Your task is to write out every line of the data exactly. Drop the pictures.
┄┄┄┄┄┄
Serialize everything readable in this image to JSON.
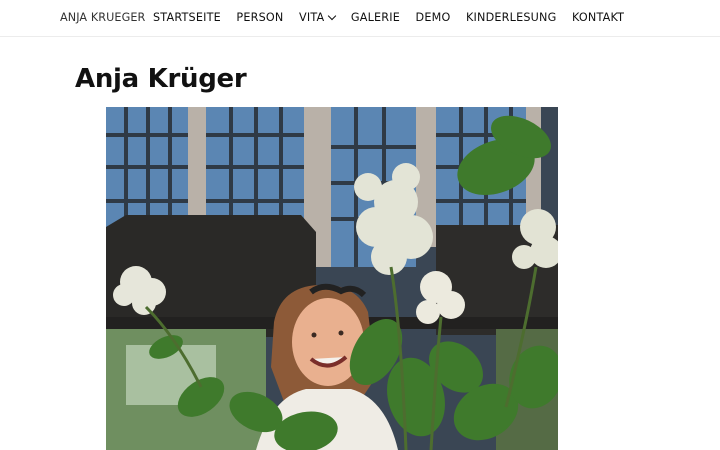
{
  "header": {
    "brand": "ANJA KRUEGER",
    "nav": [
      {
        "label": "STARTSEITE"
      },
      {
        "label": "PERSON"
      },
      {
        "label": "VITA"
      },
      {
        "label": "GALERIE"
      },
      {
        "label": "DEMO"
      },
      {
        "label": "KINDERLESUNG"
      },
      {
        "label": "KONTAKT"
      }
    ]
  },
  "main": {
    "title": "Anja Krüger"
  }
}
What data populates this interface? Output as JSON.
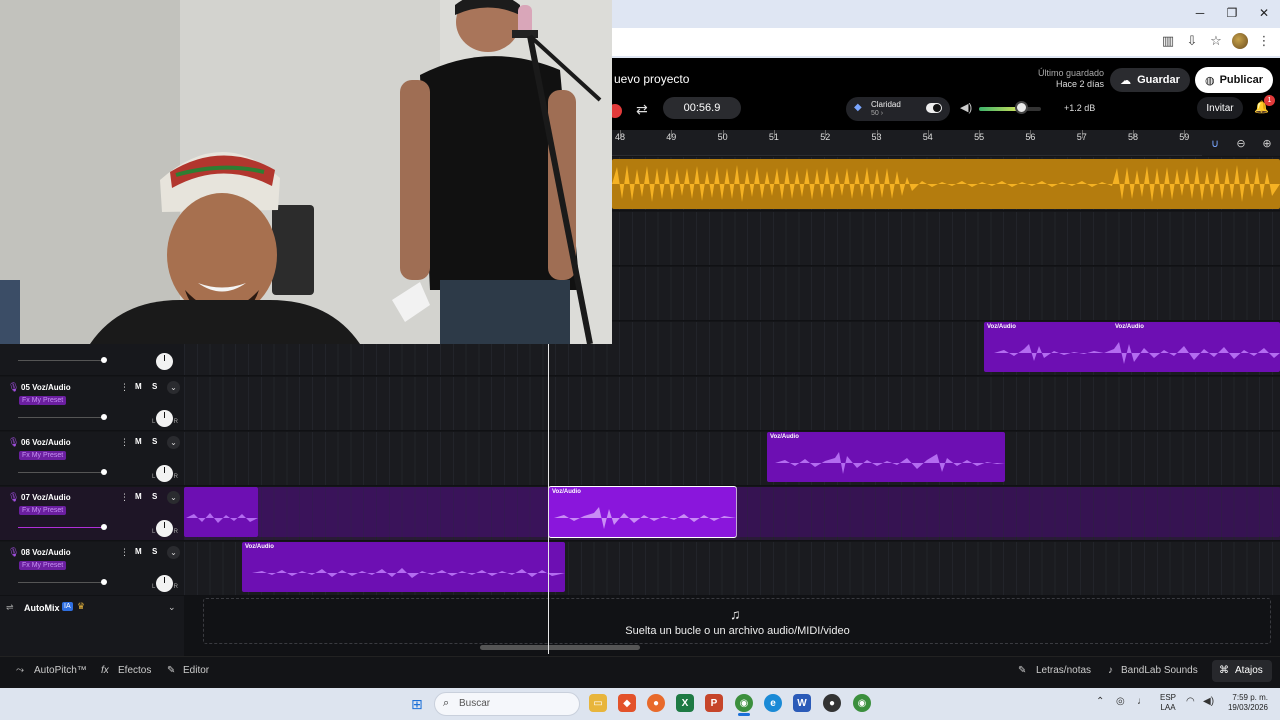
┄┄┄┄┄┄
# EXERCISE RESULT
Serialize everything readable in this image to JSON.
{
  "header": {
    "brand": "ANJA KRUEGER",
    "nav": [
      {
        "label": "STARTSEITE"
      },
      {
        "label": "PERSON"
      },
      {
        "label": "VITA"
      },
      {
        "label": "GALERIE"
      },
      {
        "label": "DEMO"
      },
      {
        "label": "KINDERLESUNG"
      },
      {
        "label": "KONTAKT"
      }
    ]
  },
  "main": {
    "title": "Anja Krüger"
  }
}
What data populates this interface? Output as JSON.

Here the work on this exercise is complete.